START Extracted entries

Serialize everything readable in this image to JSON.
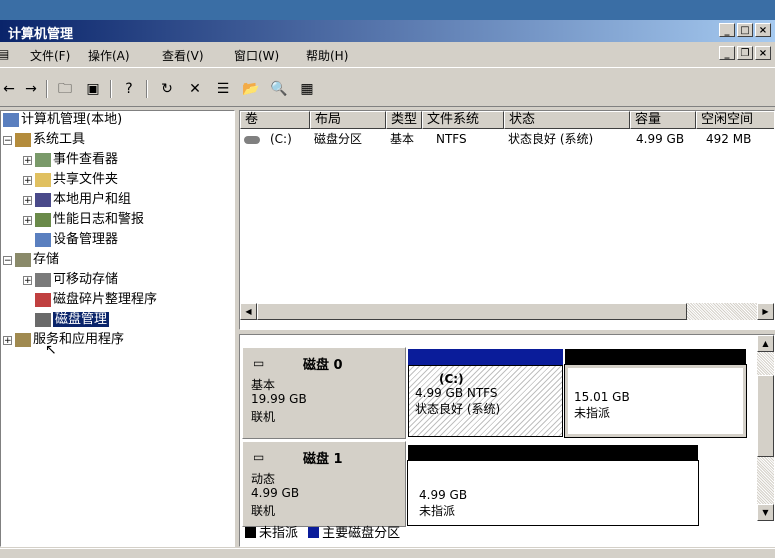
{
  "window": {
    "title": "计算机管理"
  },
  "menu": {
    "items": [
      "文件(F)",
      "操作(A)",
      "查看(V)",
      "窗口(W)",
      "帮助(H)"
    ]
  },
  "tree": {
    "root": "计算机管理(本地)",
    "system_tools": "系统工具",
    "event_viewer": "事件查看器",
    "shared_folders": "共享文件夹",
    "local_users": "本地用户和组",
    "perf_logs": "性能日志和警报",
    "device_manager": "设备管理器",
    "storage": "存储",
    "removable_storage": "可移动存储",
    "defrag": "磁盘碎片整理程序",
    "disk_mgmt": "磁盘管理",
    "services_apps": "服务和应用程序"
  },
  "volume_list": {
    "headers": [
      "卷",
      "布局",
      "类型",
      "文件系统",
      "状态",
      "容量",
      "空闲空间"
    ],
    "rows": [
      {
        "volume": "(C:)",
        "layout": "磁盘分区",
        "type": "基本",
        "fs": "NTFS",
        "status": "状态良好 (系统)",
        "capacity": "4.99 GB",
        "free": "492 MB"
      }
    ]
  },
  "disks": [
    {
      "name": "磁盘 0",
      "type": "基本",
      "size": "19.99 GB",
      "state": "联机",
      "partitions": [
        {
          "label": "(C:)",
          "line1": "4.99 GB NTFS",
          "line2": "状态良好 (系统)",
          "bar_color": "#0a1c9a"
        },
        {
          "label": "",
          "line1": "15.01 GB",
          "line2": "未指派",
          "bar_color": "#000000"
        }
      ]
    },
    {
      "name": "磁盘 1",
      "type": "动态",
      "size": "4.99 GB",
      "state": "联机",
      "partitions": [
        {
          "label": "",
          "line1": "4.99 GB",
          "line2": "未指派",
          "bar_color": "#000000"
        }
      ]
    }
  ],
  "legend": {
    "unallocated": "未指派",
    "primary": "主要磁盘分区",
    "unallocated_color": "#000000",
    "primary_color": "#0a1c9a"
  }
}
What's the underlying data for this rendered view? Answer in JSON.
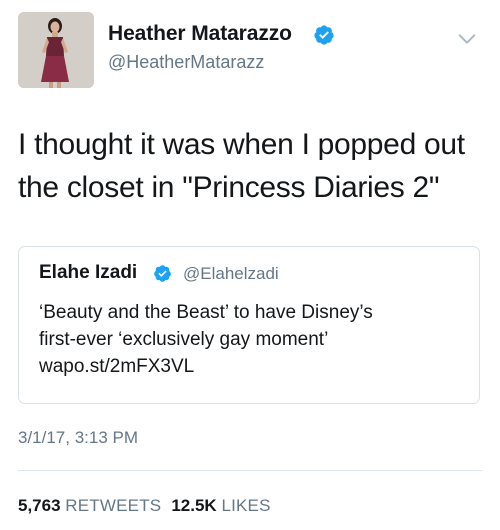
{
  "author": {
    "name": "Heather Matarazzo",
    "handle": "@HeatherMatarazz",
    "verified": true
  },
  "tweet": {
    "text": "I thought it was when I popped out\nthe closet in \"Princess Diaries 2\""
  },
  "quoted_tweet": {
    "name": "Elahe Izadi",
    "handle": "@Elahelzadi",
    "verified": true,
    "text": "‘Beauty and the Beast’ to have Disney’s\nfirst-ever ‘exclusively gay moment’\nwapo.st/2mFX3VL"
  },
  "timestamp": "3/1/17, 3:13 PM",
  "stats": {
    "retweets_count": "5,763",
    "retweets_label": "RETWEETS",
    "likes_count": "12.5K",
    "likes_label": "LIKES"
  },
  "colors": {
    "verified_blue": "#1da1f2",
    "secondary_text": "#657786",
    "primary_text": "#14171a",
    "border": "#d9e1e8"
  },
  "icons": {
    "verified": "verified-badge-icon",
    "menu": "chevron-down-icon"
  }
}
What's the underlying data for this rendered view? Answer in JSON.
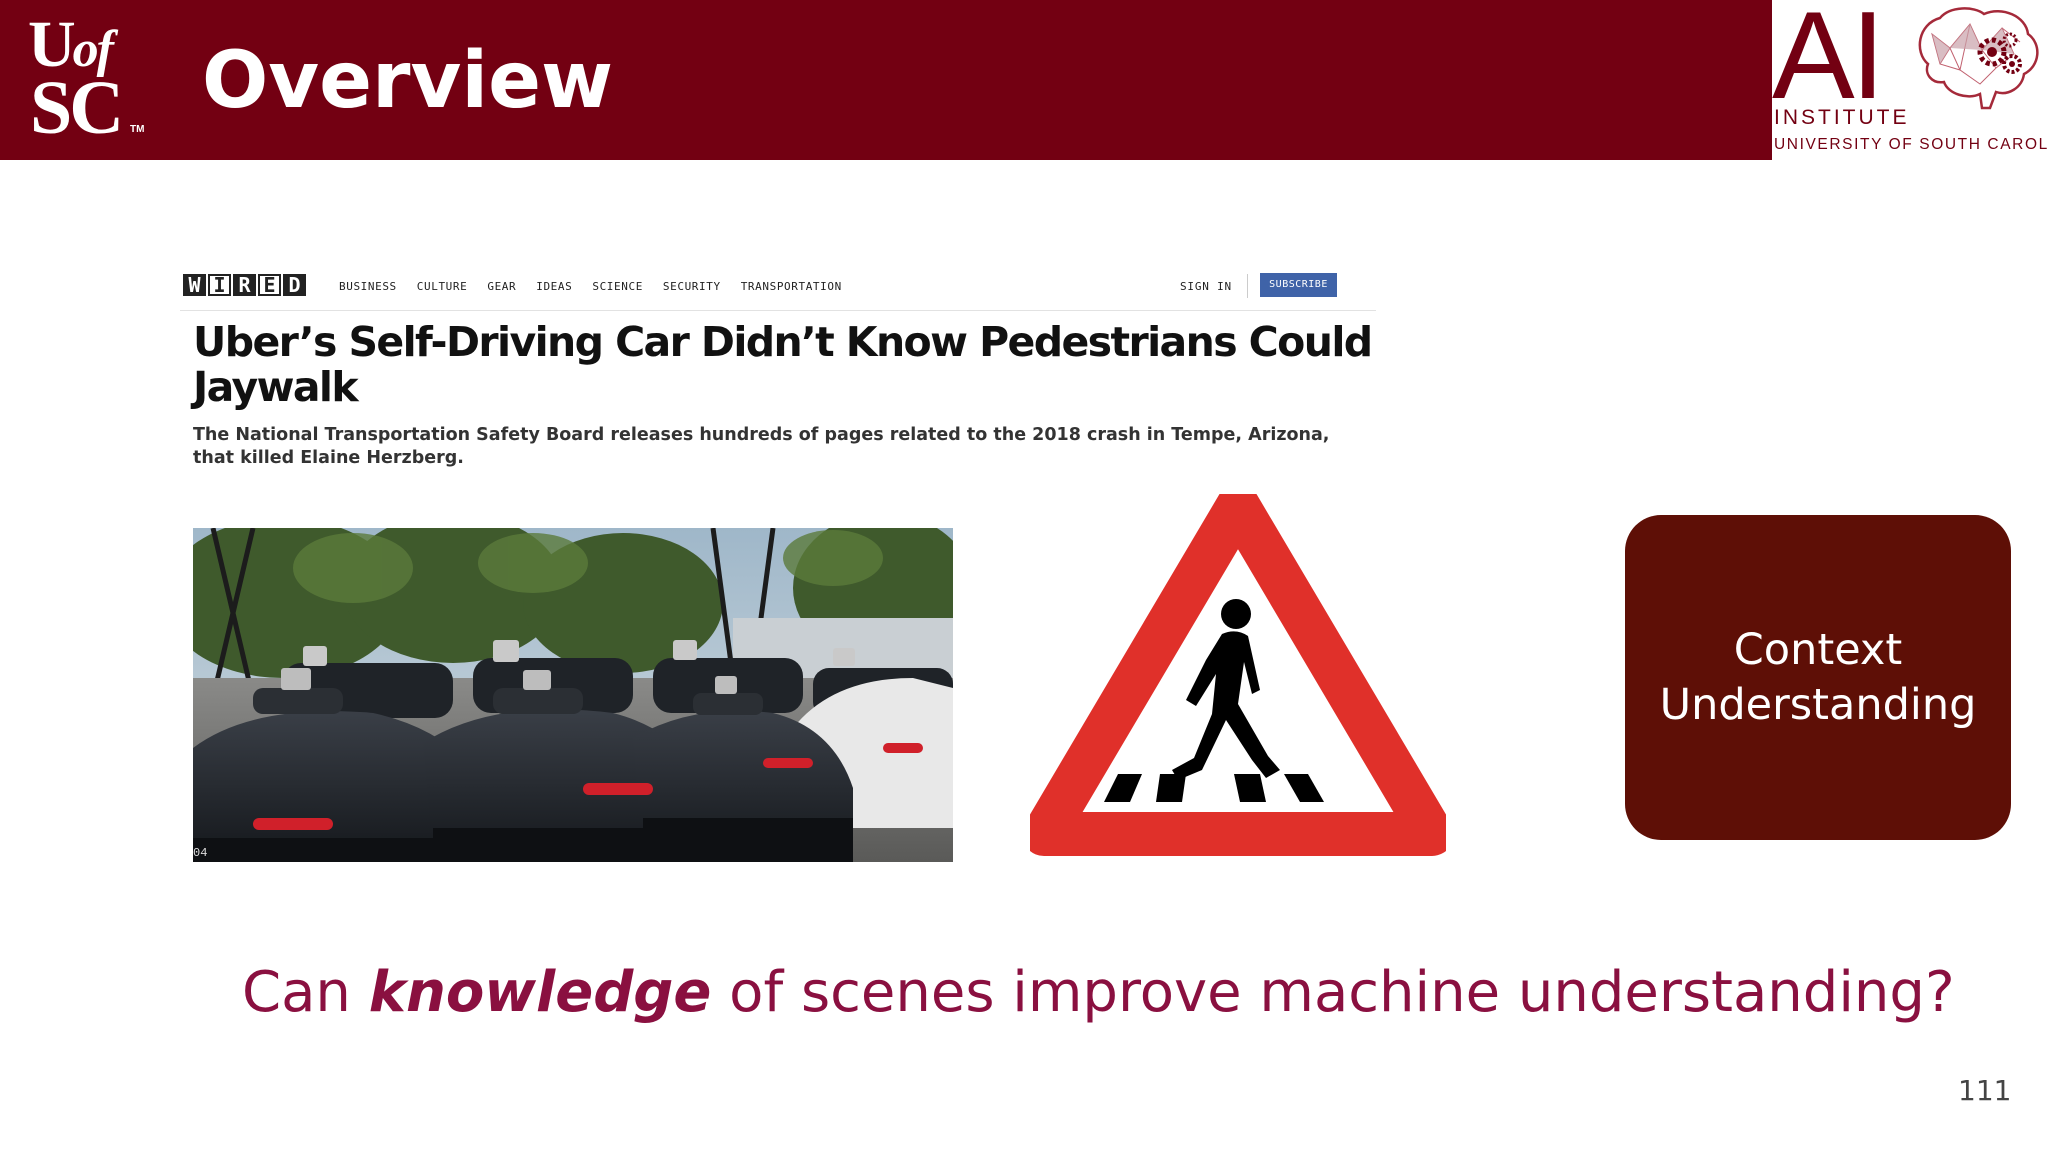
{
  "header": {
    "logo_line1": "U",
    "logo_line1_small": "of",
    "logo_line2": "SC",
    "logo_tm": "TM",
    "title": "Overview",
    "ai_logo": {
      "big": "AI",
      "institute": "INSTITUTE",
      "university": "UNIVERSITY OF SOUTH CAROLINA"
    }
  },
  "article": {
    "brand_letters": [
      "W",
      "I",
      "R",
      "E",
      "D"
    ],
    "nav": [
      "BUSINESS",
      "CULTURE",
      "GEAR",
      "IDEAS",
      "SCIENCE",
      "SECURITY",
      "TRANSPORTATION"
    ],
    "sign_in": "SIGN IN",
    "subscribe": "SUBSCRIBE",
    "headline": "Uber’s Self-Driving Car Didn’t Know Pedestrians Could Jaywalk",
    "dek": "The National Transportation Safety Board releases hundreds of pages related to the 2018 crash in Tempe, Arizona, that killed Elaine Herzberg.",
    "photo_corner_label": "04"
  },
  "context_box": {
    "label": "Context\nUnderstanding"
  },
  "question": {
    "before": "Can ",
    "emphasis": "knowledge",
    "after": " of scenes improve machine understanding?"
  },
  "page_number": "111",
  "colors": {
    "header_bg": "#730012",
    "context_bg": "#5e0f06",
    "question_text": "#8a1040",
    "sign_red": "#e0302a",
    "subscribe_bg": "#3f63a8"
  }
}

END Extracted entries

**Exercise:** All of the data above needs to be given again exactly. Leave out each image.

**Answer for the task:**
Serialize everything readable in this image to JSON.
{
  "window": {
    "title": "计算机管理"
  },
  "menu": {
    "items": [
      "文件(F)",
      "操作(A)",
      "查看(V)",
      "窗口(W)",
      "帮助(H)"
    ]
  },
  "tree": {
    "root": "计算机管理(本地)",
    "system_tools": "系统工具",
    "event_viewer": "事件查看器",
    "shared_folders": "共享文件夹",
    "local_users": "本地用户和组",
    "perf_logs": "性能日志和警报",
    "device_manager": "设备管理器",
    "storage": "存储",
    "removable_storage": "可移动存储",
    "defrag": "磁盘碎片整理程序",
    "disk_mgmt": "磁盘管理",
    "services_apps": "服务和应用程序"
  },
  "volume_list": {
    "headers": [
      "卷",
      "布局",
      "类型",
      "文件系统",
      "状态",
      "容量",
      "空闲空间"
    ],
    "rows": [
      {
        "volume": "(C:)",
        "layout": "磁盘分区",
        "type": "基本",
        "fs": "NTFS",
        "status": "状态良好 (系统)",
        "capacity": "4.99 GB",
        "free": "492 MB"
      }
    ]
  },
  "disks": [
    {
      "name": "磁盘 0",
      "type": "基本",
      "size": "19.99 GB",
      "state": "联机",
      "partitions": [
        {
          "label": "(C:)",
          "line1": "4.99 GB NTFS",
          "line2": "状态良好 (系统)",
          "bar_color": "#0a1c9a"
        },
        {
          "label": "",
          "line1": "15.01 GB",
          "line2": "未指派",
          "bar_color": "#000000"
        }
      ]
    },
    {
      "name": "磁盘 1",
      "type": "动态",
      "size": "4.99 GB",
      "state": "联机",
      "partitions": [
        {
          "label": "",
          "line1": "4.99 GB",
          "line2": "未指派",
          "bar_color": "#000000"
        }
      ]
    }
  ],
  "legend": {
    "unallocated": "未指派",
    "primary": "主要磁盘分区",
    "unallocated_color": "#000000",
    "primary_color": "#0a1c9a"
  }
}
What's the underlying data for this rendered view? Answer in JSON.
{
  "author": {
    "name": "Heather Matarazzo",
    "handle": "@HeatherMatarazz",
    "verified": true
  },
  "tweet": {
    "text": "I thought it was when I popped out\nthe closet in \"Princess Diaries 2\""
  },
  "quoted_tweet": {
    "name": "Elahe Izadi",
    "handle": "@Elahelzadi",
    "verified": true,
    "text": "‘Beauty and the Beast’ to have Disney’s\nfirst-ever ‘exclusively gay moment’\nwapo.st/2mFX3VL"
  },
  "timestamp": "3/1/17, 3:13 PM",
  "stats": {
    "retweets_count": "5,763",
    "retweets_label": "RETWEETS",
    "likes_count": "12.5K",
    "likes_label": "LIKES"
  },
  "colors": {
    "verified_blue": "#1da1f2",
    "secondary_text": "#657786",
    "primary_text": "#14171a",
    "border": "#d9e1e8"
  },
  "icons": {
    "verified": "verified-badge-icon",
    "menu": "chevron-down-icon"
  }
}
What's the underlying data for this rendered view? Answer in JSON.
{
  "header": {
    "logo_line1": "U",
    "logo_line1_small": "of",
    "logo_line2": "SC",
    "logo_tm": "TM",
    "title": "Overview",
    "ai_logo": {
      "big": "AI",
      "institute": "INSTITUTE",
      "university": "UNIVERSITY OF SOUTH CAROLINA"
    }
  },
  "article": {
    "brand_letters": [
      "W",
      "I",
      "R",
      "E",
      "D"
    ],
    "nav": [
      "BUSINESS",
      "CULTURE",
      "GEAR",
      "IDEAS",
      "SCIENCE",
      "SECURITY",
      "TRANSPORTATION"
    ],
    "sign_in": "SIGN IN",
    "subscribe": "SUBSCRIBE",
    "headline": "Uber’s Self-Driving Car Didn’t Know Pedestrians Could Jaywalk",
    "dek": "The National Transportation Safety Board releases hundreds of pages related to the 2018 crash in Tempe, Arizona, that killed Elaine Herzberg.",
    "photo_corner_label": "04"
  },
  "context_box": {
    "label": "Context\nUnderstanding"
  },
  "question": {
    "before": "Can ",
    "emphasis": "knowledge",
    "after": " of scenes improve machine understanding?"
  },
  "page_number": "111",
  "colors": {
    "header_bg": "#730012",
    "context_bg": "#5e0f06",
    "question_text": "#8a1040",
    "sign_red": "#e0302a",
    "subscribe_bg": "#3f63a8"
  }
}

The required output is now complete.